Expect Tyrion to go full Walter White.
Tyrion: I was hoping he would discover his father was really King Aerys II. The Targ blood would let him ride one of Dany’s dragons and be awesome. But the notion of Tyrion flying on a dragon is too fantastical for the setting, and a bit silly. The killer of this theory is Quaithe’s warning not to trust the lion. Sorry Tyrion, keep searching for Tysha, nothing to see here. By the end of the story Tyrion will be totally dark.
                I REALLY hope he doesn’t end up with Penny romantically. The notion that dwarfs are suitable only for other dwarfs is total bull. That’s like telling me that I can only date tall people (I’m 6’3”), which is ludicrous right? He probably kills Penny for a petty reason.

Cersei: too hated by fans to die easily, but too foolish to continue to play the Game. If not executed when Robert Strong/Qyborg loses the trial by combat, she tries one last unwise plot against the Tyrells which leads to her being, exiled, or sent to a the septhood.
                She thinks the Valonqar is Tyrion, but Jaime would be a more emotional choice for her killer.

Benjen Stark comes back in the final chapter, “Hey guys, did I miss anything?”

Samwell Tarlly runs afoul of the Maester conspiracy against magic and dragons. Oldtown misadventures ensue, running from the familiar Faceless Man.
                Due to his analogous characteristics with Samwise Gamgee from The Lord of the Rings, he likely ends up being the only character to have a happy ending, and writes a volume of books called “A Song of Ice and Fire”.

Conclusions: Each main character will have a resolution, though unexpected and likely sad, much like where each character ended in A Storm of Swords. But the overall story won’t be restful. The Seven Kingdoms will always be at war.
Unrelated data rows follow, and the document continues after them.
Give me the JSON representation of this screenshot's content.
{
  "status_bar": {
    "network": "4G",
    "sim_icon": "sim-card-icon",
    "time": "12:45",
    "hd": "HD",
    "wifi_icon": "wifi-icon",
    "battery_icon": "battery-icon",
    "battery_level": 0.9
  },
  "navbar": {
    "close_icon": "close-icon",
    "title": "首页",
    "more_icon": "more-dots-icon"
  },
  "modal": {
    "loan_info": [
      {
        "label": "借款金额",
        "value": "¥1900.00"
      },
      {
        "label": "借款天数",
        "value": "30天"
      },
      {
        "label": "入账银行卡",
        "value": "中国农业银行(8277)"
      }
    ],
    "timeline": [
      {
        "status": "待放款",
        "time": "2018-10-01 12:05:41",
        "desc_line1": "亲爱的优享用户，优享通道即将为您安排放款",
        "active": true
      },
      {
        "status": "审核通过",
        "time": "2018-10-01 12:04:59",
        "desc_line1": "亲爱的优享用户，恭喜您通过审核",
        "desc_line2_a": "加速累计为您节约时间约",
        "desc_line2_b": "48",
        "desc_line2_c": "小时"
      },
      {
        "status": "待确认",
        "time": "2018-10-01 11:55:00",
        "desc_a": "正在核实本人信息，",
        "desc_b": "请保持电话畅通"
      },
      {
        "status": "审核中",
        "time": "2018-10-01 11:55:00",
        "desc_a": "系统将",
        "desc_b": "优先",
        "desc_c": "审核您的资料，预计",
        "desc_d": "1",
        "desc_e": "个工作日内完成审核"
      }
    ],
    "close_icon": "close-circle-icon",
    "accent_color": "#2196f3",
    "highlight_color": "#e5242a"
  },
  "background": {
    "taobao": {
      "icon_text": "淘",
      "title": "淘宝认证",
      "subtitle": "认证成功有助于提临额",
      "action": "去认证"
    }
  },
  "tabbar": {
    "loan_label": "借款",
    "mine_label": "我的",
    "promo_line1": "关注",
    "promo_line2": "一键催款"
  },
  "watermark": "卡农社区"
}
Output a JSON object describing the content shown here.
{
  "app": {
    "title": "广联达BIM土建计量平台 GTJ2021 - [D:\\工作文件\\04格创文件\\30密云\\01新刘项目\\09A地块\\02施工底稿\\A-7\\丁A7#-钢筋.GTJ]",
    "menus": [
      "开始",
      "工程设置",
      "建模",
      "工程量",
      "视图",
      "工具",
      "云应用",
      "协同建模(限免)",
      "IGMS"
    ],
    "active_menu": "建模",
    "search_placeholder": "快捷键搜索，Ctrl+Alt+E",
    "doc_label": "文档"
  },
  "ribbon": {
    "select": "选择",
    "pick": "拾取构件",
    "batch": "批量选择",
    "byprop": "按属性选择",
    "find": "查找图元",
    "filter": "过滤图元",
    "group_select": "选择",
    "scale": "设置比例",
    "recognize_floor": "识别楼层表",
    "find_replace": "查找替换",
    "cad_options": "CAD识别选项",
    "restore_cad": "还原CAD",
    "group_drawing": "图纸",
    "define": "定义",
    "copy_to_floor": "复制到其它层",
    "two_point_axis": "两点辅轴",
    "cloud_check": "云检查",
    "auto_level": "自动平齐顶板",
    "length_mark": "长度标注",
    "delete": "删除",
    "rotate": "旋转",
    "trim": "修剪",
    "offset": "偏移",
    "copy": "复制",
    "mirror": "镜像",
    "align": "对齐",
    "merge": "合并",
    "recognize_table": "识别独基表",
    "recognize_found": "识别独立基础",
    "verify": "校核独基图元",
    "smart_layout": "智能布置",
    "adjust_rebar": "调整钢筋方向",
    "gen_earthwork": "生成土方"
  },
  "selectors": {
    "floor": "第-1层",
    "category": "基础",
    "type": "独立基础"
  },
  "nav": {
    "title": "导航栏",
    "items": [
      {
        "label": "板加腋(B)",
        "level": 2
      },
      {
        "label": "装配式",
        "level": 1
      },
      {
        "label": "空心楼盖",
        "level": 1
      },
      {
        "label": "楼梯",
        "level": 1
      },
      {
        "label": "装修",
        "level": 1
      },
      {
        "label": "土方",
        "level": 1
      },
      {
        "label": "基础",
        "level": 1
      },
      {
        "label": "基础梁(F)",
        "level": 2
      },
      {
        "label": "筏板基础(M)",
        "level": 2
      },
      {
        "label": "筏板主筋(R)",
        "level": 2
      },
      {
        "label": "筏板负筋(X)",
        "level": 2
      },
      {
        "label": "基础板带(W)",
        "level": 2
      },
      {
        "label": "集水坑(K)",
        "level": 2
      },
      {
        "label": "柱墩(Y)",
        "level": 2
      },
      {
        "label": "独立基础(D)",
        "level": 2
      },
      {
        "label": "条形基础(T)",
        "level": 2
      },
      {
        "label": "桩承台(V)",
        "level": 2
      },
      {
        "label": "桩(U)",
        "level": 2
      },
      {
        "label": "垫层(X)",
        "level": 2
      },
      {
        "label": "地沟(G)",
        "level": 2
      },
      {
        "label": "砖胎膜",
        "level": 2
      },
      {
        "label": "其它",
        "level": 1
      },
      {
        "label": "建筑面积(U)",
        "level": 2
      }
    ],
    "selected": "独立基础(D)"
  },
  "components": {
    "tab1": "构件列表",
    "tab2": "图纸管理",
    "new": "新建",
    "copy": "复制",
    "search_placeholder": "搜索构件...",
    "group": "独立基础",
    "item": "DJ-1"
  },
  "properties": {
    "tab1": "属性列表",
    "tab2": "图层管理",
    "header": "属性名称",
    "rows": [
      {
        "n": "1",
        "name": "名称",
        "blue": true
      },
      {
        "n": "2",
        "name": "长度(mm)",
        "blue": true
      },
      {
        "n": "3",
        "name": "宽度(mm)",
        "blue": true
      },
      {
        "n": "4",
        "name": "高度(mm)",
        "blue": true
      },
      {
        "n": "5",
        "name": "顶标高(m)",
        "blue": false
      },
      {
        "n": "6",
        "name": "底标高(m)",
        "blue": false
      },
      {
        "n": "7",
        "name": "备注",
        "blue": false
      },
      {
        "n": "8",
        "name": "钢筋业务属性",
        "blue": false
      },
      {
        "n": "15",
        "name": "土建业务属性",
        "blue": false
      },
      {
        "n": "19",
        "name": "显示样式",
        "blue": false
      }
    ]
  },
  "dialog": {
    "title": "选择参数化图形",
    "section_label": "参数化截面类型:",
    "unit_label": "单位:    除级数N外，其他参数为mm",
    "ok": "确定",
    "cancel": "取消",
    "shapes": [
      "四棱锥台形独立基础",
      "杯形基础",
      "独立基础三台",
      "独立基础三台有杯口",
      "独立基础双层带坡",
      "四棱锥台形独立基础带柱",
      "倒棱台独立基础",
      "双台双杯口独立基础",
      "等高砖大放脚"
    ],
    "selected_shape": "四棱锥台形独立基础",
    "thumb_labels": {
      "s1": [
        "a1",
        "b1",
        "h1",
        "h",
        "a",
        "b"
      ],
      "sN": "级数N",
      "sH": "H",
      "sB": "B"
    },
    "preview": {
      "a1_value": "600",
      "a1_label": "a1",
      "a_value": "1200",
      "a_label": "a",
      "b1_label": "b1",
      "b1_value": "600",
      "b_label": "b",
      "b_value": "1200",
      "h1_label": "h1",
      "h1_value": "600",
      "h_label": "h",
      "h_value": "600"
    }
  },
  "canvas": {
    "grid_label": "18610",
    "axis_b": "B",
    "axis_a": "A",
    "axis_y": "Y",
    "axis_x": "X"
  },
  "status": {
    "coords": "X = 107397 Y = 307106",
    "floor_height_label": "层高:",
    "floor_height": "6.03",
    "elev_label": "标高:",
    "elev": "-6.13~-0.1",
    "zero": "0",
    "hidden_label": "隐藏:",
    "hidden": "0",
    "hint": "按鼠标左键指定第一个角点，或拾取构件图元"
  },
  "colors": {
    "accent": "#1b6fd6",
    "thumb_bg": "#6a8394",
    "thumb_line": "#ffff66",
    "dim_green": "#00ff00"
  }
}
It’s been that way for thousands of years, three dragons and the audience’s lofty hopes won’t change that. The Others/Wight Walkers will be stopped (hell, they might not even make it past the Wall), but they’ll return again in a few winters.

Valar Morghulis
Before you rage at me: I acknowledge most or all of these things won’t happen. It’s just fun to make predictions because we all love to shout “YES! I KNEW IT! CALLED THAT!” when we’re right. I wrote thi
s in a confident tone to make you, as one of the fans, prepared (or resigned) for the awful and unpredictable resolutions that this story imposes on us and our favorite characters. I want Dany to take the throne as much as the next person, but events like the Red Wedding should remind you of Ramsay Bolton’s words:
If you think this has a happy ending, you haven’t been paying attention.